The answer must consist of every line in the data that contains "title".

++++++++++

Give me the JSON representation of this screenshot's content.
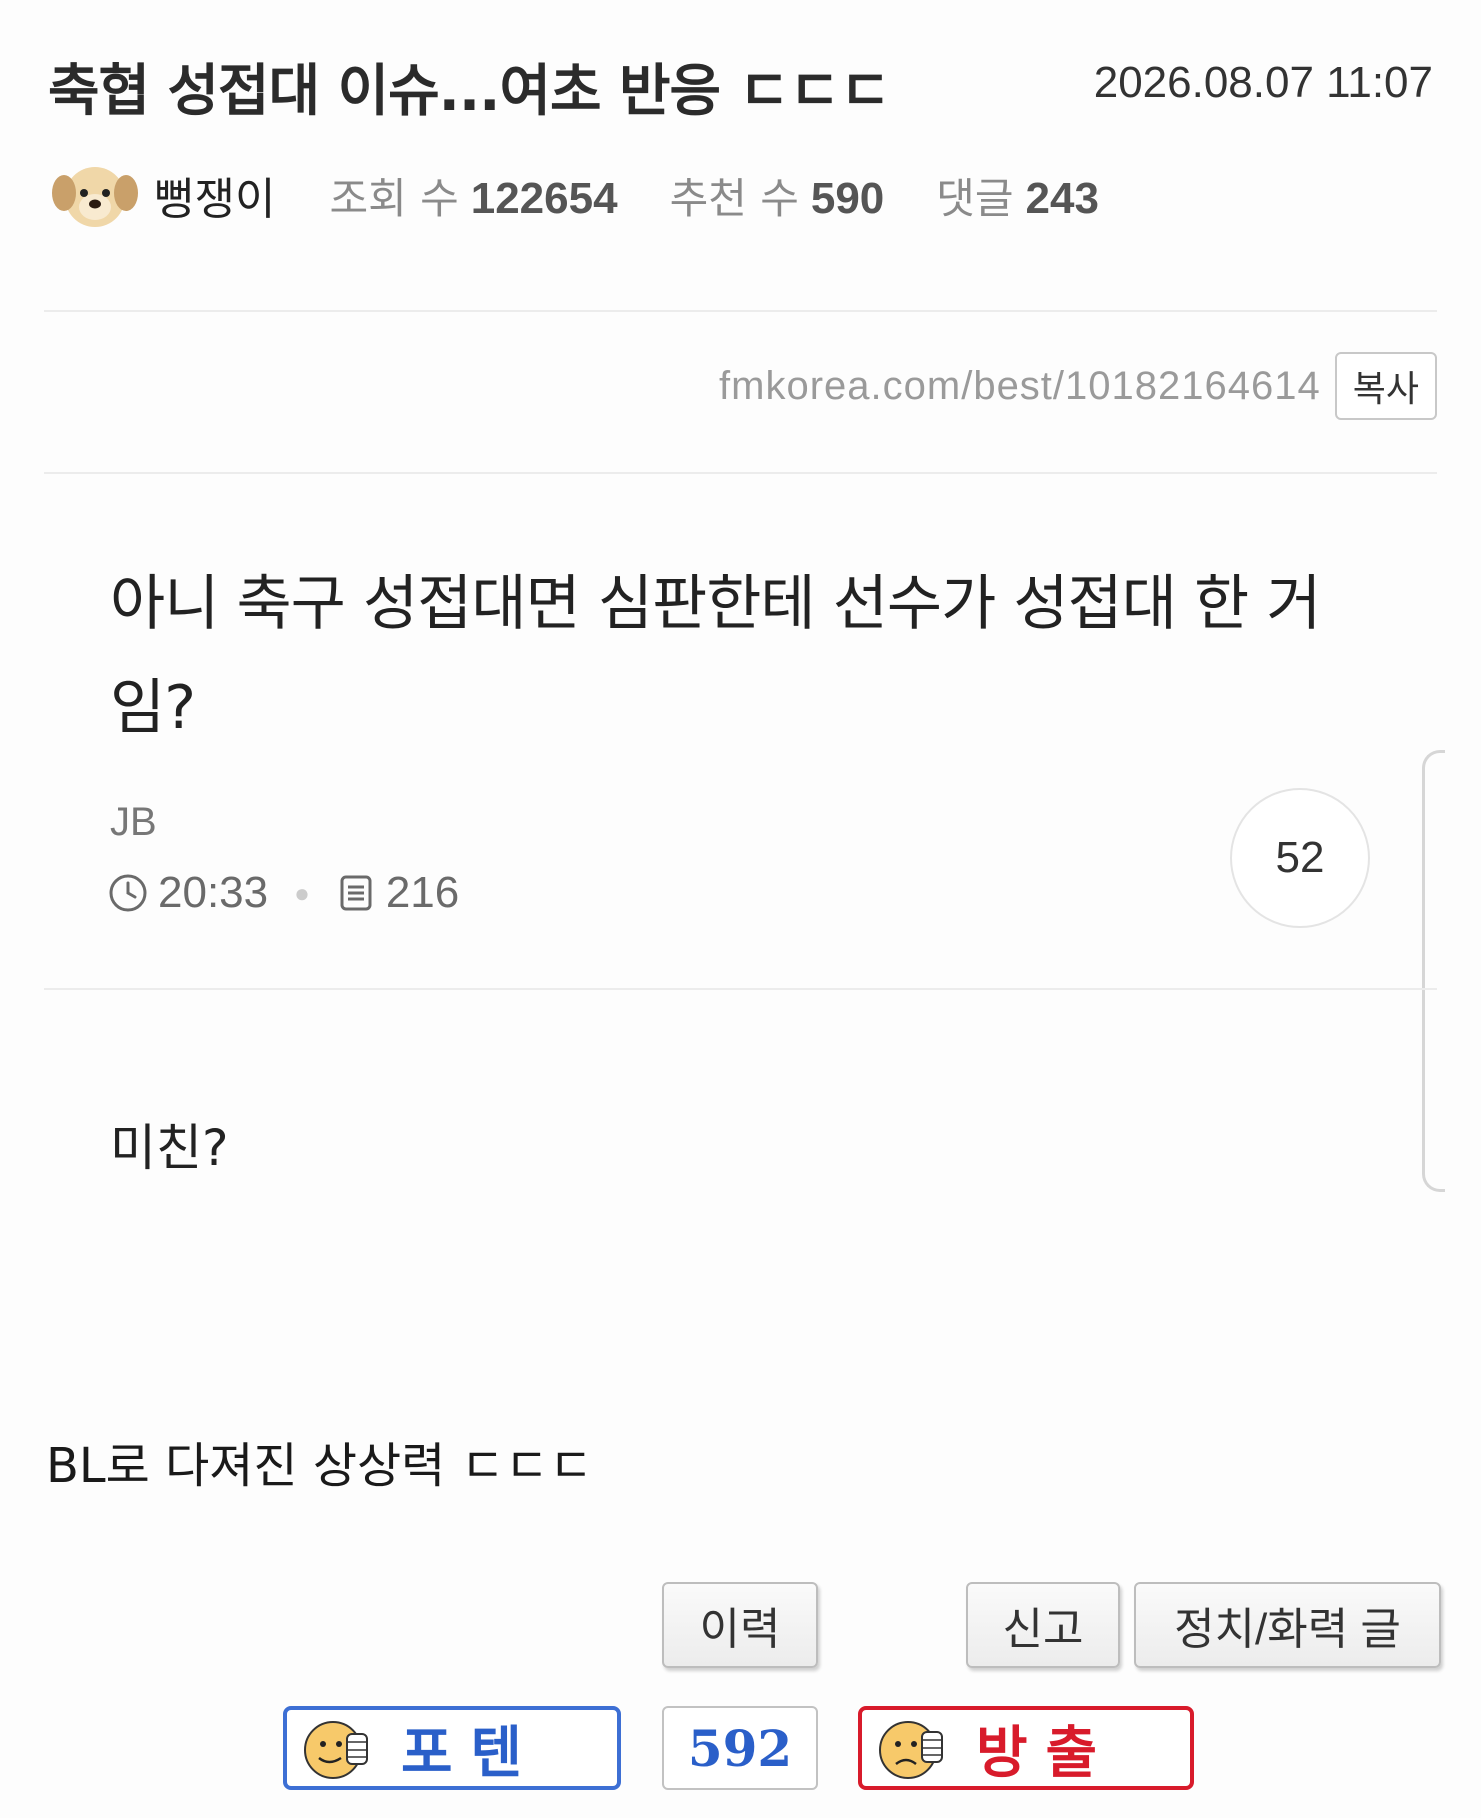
{
  "post": {
    "title": "축협 성접대 이슈...여초 반응 ㄷㄷㄷ",
    "date": "2026.08.07 11:07",
    "author": "뻥쟁이",
    "views_label": "조회 수",
    "views": "122654",
    "recommend_label": "추천 수",
    "recommend": "590",
    "comments_label": "댓글",
    "comments": "243"
  },
  "url": {
    "text": "fmkorea.com/best/10182164614",
    "copy_label": "복사"
  },
  "embedded": {
    "title": "아니 축구 성접대면 심판한테 선수가 성접대 한 거임?",
    "author": "JB",
    "time": "20:33",
    "views": "216",
    "comment_count": "52",
    "body": "미친?"
  },
  "caption": "BL로 다져진 상상력 ㄷㄷㄷ",
  "buttons": {
    "history": "이력",
    "report": "신고",
    "politics": "정치/화력 글"
  },
  "vote": {
    "up_label": "포텐",
    "count": "592",
    "down_label": "방출",
    "up_color": "#2a5fc9",
    "down_color": "#d81b2b"
  },
  "icons": {
    "avatar": "puppy-avatar-icon",
    "clock": "clock-icon",
    "views": "document-icon",
    "vote_up": "thumbs-up-face-icon",
    "vote_down": "thumbs-down-face-icon"
  }
}
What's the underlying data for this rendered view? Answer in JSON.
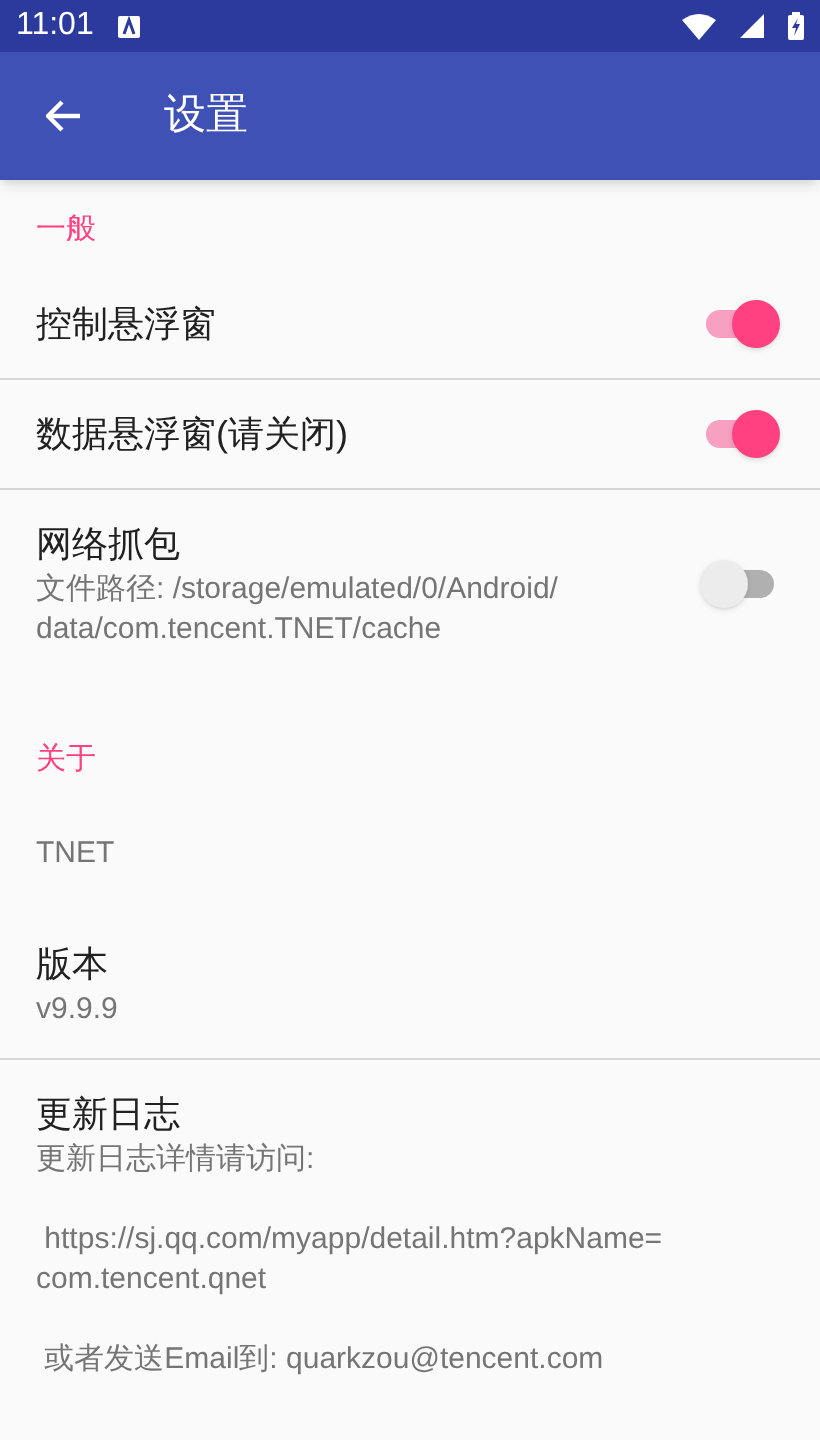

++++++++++

**Response area:**
    "title": "축협 성접대 이슈...여초 반응 ㄷㄷㄷ",
    "title": "아니 축구 성접대면 심판한테 선수가 성접대 한 거임?",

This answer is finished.